U.S. Classification427/66, 427/255.5, 427/69, 427/255.6, 427/72, 427/248.1
International ClassificationC09K11/06, H05B33/10, C23C14/12, H05B33/12, H05B33/14, C23C14/24, H01L51/00, H01L51/40, H01L51/50, H01L51/30, H01L33/26
Cooperative ClassificationY10S428/917, H01L2251/308, H01L51/007, H01L51/0081, C23C14/12, H01L51/0059, H01L51/0008, H05B33/10, C09K11/06, H05B33/14, C23C14/24, H01L51/001, H01L51/005
European ClassificationH05B33/14, C09K11/06, H05B33/10, C23C14/12, C23C14/24, H01L51/00A2D4, H01L51/00A2D
Legal Events
DateCodeEventDescription
Jan 10, 2012FPExpired due to failure to pay maintenance fee
Effective date: 20111118
Nov 18, 2011LAPSLapse for failure to pay maintenance fees
Jun 27, 2011REMIMaintenance fee reminder mailed
Apr 20, 2007FPAYFee payment
Year of fee payment: 4
Nov 15, 2001ASAssignment
Owner name: IDEMITSU KOSAN CO., LTD., JAPAN
Free format text: ASSIGNMENT OF ASSIGNORS INTEREST;ASSIGNORS:TOKAILIN, HIROSHI;NAGASAKI, YOSHIKAZU;REEL/FRAME:012308/0325
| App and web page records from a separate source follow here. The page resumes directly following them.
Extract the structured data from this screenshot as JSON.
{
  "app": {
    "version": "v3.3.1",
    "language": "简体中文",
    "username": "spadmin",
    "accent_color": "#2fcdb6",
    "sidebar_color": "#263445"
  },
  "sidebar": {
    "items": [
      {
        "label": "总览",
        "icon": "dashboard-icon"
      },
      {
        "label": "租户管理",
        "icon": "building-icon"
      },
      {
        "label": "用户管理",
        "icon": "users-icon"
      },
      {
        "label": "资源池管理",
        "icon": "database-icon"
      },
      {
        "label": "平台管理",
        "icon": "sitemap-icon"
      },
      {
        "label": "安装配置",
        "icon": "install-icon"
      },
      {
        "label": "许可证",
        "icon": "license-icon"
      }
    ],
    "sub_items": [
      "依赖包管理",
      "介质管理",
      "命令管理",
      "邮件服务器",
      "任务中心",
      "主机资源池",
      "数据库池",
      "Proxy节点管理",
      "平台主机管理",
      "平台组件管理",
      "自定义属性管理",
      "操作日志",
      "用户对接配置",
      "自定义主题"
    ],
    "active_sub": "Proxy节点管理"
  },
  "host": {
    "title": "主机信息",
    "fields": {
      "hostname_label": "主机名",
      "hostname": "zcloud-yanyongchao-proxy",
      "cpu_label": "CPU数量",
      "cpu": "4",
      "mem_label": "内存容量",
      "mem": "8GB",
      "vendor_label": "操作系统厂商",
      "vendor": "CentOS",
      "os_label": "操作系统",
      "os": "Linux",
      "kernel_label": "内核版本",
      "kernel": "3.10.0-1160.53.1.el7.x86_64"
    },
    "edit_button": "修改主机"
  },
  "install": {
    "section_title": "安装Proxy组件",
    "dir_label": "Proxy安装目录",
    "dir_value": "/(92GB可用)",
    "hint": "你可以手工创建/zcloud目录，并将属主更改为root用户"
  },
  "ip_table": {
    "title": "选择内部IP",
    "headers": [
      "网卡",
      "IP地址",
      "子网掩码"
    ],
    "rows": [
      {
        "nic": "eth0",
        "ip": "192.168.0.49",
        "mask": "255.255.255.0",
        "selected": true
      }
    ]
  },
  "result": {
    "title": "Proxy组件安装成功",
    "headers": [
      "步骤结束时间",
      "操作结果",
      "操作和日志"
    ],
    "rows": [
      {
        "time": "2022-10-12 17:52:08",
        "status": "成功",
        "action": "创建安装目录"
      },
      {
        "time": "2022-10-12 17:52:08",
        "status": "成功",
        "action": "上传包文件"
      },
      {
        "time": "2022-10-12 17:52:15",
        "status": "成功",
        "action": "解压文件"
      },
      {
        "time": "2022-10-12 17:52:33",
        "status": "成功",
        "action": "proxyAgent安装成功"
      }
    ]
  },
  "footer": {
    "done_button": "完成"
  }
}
Effective date: 20011016
Owner name: IDEMITSU KOSAN CO., LTD. 1-1, MARUNOUCHI 3-CHOMECH
Free format text: ASSIGNMENT OF ASSIGNORS INTEREST;ASSIGNORS:TOKAILIN, HIROSHI /AR;REEL/FRAME:012308/0325